After a busy day taking part in activities and exploring the grounds, why not stop by the Garden Cafe for a Halloween-themed lunch.
While you’re visiting Traquair House why not buy a bottle of their famous Traquair House Ale?
Best if You Have Older Kids:
The Alnwick Garden is hosting a Twilight Spooky Trail suitable for kids over 12. All kids must be accompanied by an adult. The Spooky Trail includes a Spooky Walk where the garden, once a beautiful and enchanted place becomes a zombie-infested realm and The Scare Zone which is in the Bamboo Labyrinth, which gets a spooky makeover. Dare you venture in?
Best For Babies:
Why should babies have to miss out on activities this time of year? Baby Sensory Scottish Borders in Galashiels are hosting Baby Pumpkin, which allows babies to enjoy a sensory experience associated with Halloween and Bonfire Night. Activities include baby-friendly fireworks, a bonfire, bouncing pumpkins, and a magical pumpkin patch.
All babies are welcome. You just need to phone to book your space.
Best For Adults
Brocksbushes Farm in Corbridge organises a very popular Halloween event and this year The Creatures of the Corn is set to be bigger, better and scarier than ever before. This event is running for 13 nights starting on Friday 19th October.
It is a circus theme this year and the animals have broken from their shackles and looking for revenge. When arriving at Brocksbushes Farm be prepared to be faced with 4 zones of terror before entering the maze and once inside the maze to be hounded by a deluge of evil creatures.
Brocksbushes also hosts a family-friendly event The Greatest Pumpkin Show on Earth.
Are you a wimp or a warrior?
Pumped for the Parties

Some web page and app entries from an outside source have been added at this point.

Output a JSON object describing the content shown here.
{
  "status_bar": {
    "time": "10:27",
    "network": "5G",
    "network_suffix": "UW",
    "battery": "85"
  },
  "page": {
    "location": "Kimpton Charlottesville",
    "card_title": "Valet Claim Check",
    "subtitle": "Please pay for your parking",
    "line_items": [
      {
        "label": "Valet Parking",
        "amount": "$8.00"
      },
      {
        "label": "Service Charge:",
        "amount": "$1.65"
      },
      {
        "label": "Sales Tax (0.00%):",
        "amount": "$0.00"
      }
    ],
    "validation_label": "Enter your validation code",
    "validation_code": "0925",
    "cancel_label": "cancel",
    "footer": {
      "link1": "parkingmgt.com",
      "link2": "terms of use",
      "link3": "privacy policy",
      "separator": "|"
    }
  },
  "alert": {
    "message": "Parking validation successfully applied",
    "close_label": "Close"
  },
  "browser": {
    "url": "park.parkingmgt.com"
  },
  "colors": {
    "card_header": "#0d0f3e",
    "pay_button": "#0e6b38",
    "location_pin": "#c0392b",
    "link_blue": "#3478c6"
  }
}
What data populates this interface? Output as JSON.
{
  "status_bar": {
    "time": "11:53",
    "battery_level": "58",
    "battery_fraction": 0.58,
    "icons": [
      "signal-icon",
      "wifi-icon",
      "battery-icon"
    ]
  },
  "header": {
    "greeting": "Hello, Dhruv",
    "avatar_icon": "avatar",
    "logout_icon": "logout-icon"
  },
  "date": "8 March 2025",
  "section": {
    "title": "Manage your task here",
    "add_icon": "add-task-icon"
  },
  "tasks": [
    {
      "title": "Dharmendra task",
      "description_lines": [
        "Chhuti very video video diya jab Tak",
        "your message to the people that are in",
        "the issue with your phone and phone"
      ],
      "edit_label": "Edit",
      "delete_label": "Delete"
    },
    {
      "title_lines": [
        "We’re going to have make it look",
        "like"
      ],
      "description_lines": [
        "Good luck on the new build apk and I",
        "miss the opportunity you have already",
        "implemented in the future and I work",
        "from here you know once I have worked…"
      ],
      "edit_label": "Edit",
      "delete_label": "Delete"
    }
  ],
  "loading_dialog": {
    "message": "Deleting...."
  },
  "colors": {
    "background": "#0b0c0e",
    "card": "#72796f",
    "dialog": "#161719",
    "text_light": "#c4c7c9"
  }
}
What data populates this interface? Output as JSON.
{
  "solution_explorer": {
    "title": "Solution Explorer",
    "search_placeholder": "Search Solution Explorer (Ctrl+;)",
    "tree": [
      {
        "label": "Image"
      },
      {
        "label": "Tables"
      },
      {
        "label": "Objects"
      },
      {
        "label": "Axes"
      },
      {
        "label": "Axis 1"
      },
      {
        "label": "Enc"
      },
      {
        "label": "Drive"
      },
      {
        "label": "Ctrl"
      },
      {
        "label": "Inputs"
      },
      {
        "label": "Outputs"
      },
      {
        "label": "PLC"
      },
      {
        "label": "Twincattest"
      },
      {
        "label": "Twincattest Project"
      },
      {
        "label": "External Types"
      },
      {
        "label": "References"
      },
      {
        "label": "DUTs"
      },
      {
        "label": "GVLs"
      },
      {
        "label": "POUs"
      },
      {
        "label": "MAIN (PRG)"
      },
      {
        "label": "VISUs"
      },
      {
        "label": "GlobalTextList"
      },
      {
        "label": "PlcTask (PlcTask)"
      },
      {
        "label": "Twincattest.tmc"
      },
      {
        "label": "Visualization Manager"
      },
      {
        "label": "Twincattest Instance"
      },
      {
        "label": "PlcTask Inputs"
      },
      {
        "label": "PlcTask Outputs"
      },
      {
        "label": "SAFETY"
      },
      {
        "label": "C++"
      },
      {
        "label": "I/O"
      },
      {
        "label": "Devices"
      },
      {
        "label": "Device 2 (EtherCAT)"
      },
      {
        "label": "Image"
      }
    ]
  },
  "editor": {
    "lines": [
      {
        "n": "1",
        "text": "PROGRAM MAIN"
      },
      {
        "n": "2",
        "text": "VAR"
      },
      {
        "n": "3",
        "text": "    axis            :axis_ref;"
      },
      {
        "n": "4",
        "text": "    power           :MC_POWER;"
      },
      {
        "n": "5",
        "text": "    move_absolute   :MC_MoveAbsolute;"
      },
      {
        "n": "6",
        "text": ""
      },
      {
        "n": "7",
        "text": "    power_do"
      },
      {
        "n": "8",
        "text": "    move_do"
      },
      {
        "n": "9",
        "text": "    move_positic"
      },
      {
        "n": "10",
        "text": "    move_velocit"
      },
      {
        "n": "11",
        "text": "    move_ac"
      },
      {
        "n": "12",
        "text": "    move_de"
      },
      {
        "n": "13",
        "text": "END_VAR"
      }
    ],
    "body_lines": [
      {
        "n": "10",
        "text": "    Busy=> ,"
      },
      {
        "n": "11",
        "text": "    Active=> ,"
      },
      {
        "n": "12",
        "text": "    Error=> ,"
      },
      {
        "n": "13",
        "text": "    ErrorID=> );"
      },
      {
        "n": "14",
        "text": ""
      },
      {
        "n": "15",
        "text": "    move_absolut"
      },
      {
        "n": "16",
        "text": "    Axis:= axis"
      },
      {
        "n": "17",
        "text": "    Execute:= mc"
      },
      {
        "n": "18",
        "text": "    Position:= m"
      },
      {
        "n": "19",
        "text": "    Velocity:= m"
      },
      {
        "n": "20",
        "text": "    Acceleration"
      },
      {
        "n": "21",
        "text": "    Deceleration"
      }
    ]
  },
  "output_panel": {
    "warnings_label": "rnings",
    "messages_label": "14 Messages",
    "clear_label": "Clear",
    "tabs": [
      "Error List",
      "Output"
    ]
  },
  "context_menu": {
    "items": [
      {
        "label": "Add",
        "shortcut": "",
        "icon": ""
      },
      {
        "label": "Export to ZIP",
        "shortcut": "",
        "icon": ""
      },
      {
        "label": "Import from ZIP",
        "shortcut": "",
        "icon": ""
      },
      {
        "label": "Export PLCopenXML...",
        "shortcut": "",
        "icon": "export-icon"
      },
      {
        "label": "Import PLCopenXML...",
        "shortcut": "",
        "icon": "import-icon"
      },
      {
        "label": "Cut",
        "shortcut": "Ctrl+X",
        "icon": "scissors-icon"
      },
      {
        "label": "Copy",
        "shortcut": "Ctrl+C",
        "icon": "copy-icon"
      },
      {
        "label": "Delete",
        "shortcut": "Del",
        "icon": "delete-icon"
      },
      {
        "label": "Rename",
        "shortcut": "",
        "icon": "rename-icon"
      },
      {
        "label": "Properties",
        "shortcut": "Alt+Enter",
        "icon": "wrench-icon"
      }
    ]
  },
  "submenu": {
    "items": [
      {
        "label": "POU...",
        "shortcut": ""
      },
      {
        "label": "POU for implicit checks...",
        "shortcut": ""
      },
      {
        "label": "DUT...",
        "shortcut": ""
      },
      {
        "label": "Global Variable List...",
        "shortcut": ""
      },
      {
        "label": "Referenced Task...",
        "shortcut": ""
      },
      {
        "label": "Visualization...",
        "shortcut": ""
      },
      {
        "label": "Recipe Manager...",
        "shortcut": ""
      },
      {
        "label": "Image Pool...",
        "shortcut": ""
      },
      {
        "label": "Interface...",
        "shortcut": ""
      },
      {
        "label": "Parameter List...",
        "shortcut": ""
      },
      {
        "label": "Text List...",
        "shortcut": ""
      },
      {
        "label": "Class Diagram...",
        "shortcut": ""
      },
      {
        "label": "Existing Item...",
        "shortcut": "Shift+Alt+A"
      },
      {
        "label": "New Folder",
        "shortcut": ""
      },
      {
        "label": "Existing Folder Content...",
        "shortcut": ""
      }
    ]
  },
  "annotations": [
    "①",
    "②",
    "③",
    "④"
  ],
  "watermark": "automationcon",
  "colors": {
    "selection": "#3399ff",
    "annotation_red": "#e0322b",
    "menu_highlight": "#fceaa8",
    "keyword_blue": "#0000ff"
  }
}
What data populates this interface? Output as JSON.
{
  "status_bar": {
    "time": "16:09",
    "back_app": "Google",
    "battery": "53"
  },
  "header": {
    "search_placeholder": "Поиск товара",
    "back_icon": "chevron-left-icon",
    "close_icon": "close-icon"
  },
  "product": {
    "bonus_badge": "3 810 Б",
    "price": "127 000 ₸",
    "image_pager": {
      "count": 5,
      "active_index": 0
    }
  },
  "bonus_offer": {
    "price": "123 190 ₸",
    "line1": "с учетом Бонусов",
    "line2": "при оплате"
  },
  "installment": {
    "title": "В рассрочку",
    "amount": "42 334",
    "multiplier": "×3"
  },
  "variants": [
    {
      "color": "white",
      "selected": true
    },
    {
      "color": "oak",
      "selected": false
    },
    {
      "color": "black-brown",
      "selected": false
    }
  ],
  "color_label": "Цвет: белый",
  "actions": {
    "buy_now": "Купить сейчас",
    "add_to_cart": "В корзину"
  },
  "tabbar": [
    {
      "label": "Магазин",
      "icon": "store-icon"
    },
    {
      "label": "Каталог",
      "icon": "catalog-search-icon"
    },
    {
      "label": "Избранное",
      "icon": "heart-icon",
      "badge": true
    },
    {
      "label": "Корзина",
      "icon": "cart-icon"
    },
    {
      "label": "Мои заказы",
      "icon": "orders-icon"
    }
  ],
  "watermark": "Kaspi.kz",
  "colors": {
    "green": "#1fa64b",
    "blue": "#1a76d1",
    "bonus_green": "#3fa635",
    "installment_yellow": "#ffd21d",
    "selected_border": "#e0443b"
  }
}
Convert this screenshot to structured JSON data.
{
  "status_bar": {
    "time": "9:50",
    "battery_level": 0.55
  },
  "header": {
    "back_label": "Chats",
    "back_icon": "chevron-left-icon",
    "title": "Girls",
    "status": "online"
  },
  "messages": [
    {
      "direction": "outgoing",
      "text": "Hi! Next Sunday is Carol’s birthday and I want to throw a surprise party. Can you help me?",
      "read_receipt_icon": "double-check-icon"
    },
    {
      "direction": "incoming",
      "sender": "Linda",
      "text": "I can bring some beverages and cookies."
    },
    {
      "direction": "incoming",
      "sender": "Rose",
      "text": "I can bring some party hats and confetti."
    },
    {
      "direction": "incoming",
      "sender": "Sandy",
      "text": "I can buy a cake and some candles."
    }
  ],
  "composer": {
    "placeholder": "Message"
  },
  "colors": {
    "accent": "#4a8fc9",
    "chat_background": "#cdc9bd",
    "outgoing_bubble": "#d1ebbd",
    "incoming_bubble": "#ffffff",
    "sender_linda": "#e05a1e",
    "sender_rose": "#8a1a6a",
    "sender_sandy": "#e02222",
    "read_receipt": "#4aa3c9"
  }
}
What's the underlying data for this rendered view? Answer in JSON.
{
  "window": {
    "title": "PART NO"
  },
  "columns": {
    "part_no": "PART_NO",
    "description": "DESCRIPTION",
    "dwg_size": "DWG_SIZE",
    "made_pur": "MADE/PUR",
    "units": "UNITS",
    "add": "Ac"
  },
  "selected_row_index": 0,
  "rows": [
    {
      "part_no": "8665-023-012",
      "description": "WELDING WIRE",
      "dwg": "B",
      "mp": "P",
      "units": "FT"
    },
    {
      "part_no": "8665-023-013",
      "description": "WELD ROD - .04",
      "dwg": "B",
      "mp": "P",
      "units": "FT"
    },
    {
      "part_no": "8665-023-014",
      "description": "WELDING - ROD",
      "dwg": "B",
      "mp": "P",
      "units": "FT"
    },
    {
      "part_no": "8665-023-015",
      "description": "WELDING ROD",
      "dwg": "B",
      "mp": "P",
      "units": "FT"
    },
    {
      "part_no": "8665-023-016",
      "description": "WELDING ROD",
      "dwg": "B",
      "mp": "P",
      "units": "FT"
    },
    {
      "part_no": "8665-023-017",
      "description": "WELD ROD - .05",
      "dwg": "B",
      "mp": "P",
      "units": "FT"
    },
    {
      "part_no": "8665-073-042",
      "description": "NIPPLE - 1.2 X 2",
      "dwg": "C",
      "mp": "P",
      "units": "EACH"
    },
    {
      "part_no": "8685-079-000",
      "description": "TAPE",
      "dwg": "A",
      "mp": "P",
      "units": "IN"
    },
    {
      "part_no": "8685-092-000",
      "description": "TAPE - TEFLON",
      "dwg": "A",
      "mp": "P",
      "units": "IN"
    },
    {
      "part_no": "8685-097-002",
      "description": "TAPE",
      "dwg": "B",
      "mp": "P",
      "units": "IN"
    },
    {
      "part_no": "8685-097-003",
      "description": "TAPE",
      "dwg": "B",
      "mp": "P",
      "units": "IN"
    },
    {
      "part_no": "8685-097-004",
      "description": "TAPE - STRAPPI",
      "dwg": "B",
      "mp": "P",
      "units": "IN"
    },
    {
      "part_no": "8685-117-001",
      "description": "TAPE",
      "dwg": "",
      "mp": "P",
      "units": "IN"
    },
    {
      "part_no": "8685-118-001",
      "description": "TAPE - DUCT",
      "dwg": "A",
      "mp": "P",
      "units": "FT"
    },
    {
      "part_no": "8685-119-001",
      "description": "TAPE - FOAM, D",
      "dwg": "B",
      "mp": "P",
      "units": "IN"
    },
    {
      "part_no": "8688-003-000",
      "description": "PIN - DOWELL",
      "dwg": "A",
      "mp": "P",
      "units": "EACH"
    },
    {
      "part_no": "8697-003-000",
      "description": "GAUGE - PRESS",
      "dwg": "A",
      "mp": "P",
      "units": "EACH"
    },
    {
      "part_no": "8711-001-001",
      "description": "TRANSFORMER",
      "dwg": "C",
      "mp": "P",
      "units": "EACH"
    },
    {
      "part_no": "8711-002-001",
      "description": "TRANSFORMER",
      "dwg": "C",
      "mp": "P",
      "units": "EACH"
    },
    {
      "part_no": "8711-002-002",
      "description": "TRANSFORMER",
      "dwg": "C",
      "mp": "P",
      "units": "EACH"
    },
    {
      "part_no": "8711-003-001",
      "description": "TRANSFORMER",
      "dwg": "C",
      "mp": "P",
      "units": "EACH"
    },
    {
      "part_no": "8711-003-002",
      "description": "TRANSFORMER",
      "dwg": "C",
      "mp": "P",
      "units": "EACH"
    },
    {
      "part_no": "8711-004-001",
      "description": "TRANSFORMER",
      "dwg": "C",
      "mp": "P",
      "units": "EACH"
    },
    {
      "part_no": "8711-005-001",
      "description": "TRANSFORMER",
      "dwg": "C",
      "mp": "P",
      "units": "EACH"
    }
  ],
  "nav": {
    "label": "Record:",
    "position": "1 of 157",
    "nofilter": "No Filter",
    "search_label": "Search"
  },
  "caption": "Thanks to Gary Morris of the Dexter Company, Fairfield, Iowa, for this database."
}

If you’re celebrating Halloween, or a similar celebration, this year, why not try somelocal sweets to add to the trick or treat bags too?